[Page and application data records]
● ● ● ● ● ● ●
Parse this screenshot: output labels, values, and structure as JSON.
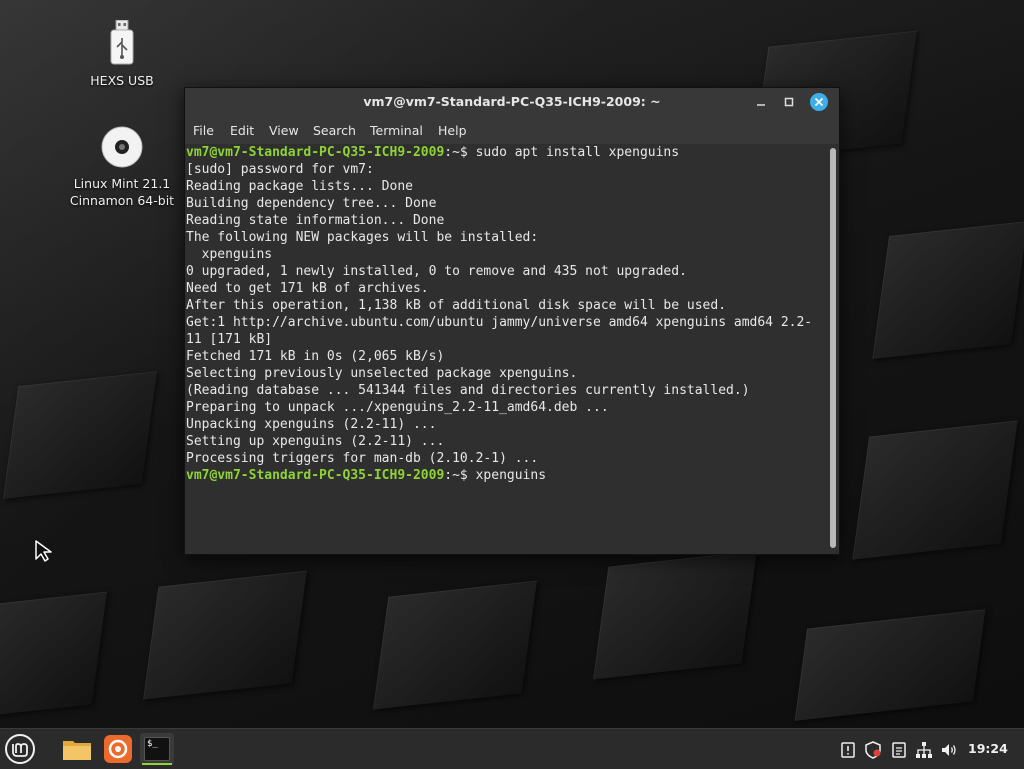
{
  "desktop": {
    "icons": [
      {
        "label_line1": "HEXS USB",
        "label_line2": ""
      },
      {
        "label_line1": "Linux Mint 21.1",
        "label_line2": "Cinnamon 64-bit"
      }
    ]
  },
  "terminal": {
    "title": "vm7@vm7-Standard-PC-Q35-ICH9-2009: ~",
    "menu": [
      "File",
      "Edit",
      "View",
      "Search",
      "Terminal",
      "Help"
    ],
    "prompt": "vm7@vm7-Standard-PC-Q35-ICH9-2009",
    "prompt_suffix": ":~$ ",
    "lines": [
      {
        "type": "prompt",
        "cmd": "sudo apt install xpenguins"
      },
      {
        "type": "out",
        "text": "[sudo] password for vm7:"
      },
      {
        "type": "out",
        "text": "Reading package lists... Done"
      },
      {
        "type": "out",
        "text": "Building dependency tree... Done"
      },
      {
        "type": "out",
        "text": "Reading state information... Done"
      },
      {
        "type": "out",
        "text": "The following NEW packages will be installed:"
      },
      {
        "type": "out",
        "text": "  xpenguins"
      },
      {
        "type": "out",
        "text": "0 upgraded, 1 newly installed, 0 to remove and 435 not upgraded."
      },
      {
        "type": "out",
        "text": "Need to get 171 kB of archives."
      },
      {
        "type": "out",
        "text": "After this operation, 1,138 kB of additional disk space will be used."
      },
      {
        "type": "out",
        "text": "Get:1 http://archive.ubuntu.com/ubuntu jammy/universe amd64 xpenguins amd64 2.2-"
      },
      {
        "type": "out",
        "text": "11 [171 kB]"
      },
      {
        "type": "out",
        "text": "Fetched 171 kB in 0s (2,065 kB/s)"
      },
      {
        "type": "out",
        "text": "Selecting previously unselected package xpenguins."
      },
      {
        "type": "out",
        "text": "(Reading database ... 541344 files and directories currently installed.)"
      },
      {
        "type": "out",
        "text": "Preparing to unpack .../xpenguins_2.2-11_amd64.deb ..."
      },
      {
        "type": "out",
        "text": "Unpacking xpenguins (2.2-11) ..."
      },
      {
        "type": "out",
        "text": "Setting up xpenguins (2.2-11) ..."
      },
      {
        "type": "out",
        "text": "Processing triggers for man-db (2.10.2-1) ..."
      },
      {
        "type": "prompt",
        "cmd": "xpenguins"
      }
    ]
  },
  "taskbar": {
    "items": [
      "mint-menu-icon",
      "files-icon",
      "firefox-icon",
      "terminal-icon"
    ],
    "terminal_glyph": "$_",
    "tray": [
      "notifications-icon",
      "update-manager-icon",
      "clipboard-icon",
      "network-icon",
      "volume-icon"
    ],
    "clock": "19:24"
  },
  "colors": {
    "prompt_green": "#8ed435",
    "terminal_bg": "#2f2f2f",
    "close_button": "#3daee9"
  }
}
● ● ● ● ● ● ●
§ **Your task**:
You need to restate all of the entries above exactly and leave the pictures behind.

§ **Result for this exercise**:
Parse this screenshot: output labels, values, and structure as JSON.
{
  "desktop": {
    "icons": [
      {
        "label_line1": "HEXS USB",
        "label_line2": ""
      },
      {
        "label_line1": "Linux Mint 21.1",
        "label_line2": "Cinnamon 64-bit"
      }
    ]
  },
  "terminal": {
    "title": "vm7@vm7-Standard-PC-Q35-ICH9-2009: ~",
    "menu": [
      "File",
      "Edit",
      "View",
      "Search",
      "Terminal",
      "Help"
    ],
    "prompt": "vm7@vm7-Standard-PC-Q35-ICH9-2009",
    "prompt_suffix": ":~$ ",
    "lines": [
      {
        "type": "prompt",
        "cmd": "sudo apt install xpenguins"
      },
      {
        "type": "out",
        "text": "[sudo] password for vm7:"
      },
      {
        "type": "out",
        "text": "Reading package lists... Done"
      },
      {
        "type": "out",
        "text": "Building dependency tree... Done"
      },
      {
        "type": "out",
        "text": "Reading state information... Done"
      },
      {
        "type": "out",
        "text": "The following NEW packages will be installed:"
      },
      {
        "type": "out",
        "text": "  xpenguins"
      },
      {
        "type": "out",
        "text": "0 upgraded, 1 newly installed, 0 to remove and 435 not upgraded."
      },
      {
        "type": "out",
        "text": "Need to get 171 kB of archives."
      },
      {
        "type": "out",
        "text": "After this operation, 1,138 kB of additional disk space will be used."
      },
      {
        "type": "out",
        "text": "Get:1 http://archive.ubuntu.com/ubuntu jammy/universe amd64 xpenguins amd64 2.2-"
      },
      {
        "type": "out",
        "text": "11 [171 kB]"
      },
      {
        "type": "out",
        "text": "Fetched 171 kB in 0s (2,065 kB/s)"
      },
      {
        "type": "out",
        "text": "Selecting previously unselected package xpenguins."
      },
      {
        "type": "out",
        "text": "(Reading database ... 541344 files and directories currently installed.)"
      },
      {
        "type": "out",
        "text": "Preparing to unpack .../xpenguins_2.2-11_amd64.deb ..."
      },
      {
        "type": "out",
        "text": "Unpacking xpenguins (2.2-11) ..."
      },
      {
        "type": "out",
        "text": "Setting up xpenguins (2.2-11) ..."
      },
      {
        "type": "out",
        "text": "Processing triggers for man-db (2.10.2-1) ..."
      },
      {
        "type": "prompt",
        "cmd": "xpenguins"
      }
    ]
  },
  "taskbar": {
    "items": [
      "mint-menu-icon",
      "files-icon",
      "firefox-icon",
      "terminal-icon"
    ],
    "terminal_glyph": "$_",
    "tray": [
      "notifications-icon",
      "update-manager-icon",
      "clipboard-icon",
      "network-icon",
      "volume-icon"
    ],
    "clock": "19:24"
  },
  "colors": {
    "prompt_green": "#8ed435",
    "terminal_bg": "#2f2f2f",
    "close_button": "#3daee9"
  }
}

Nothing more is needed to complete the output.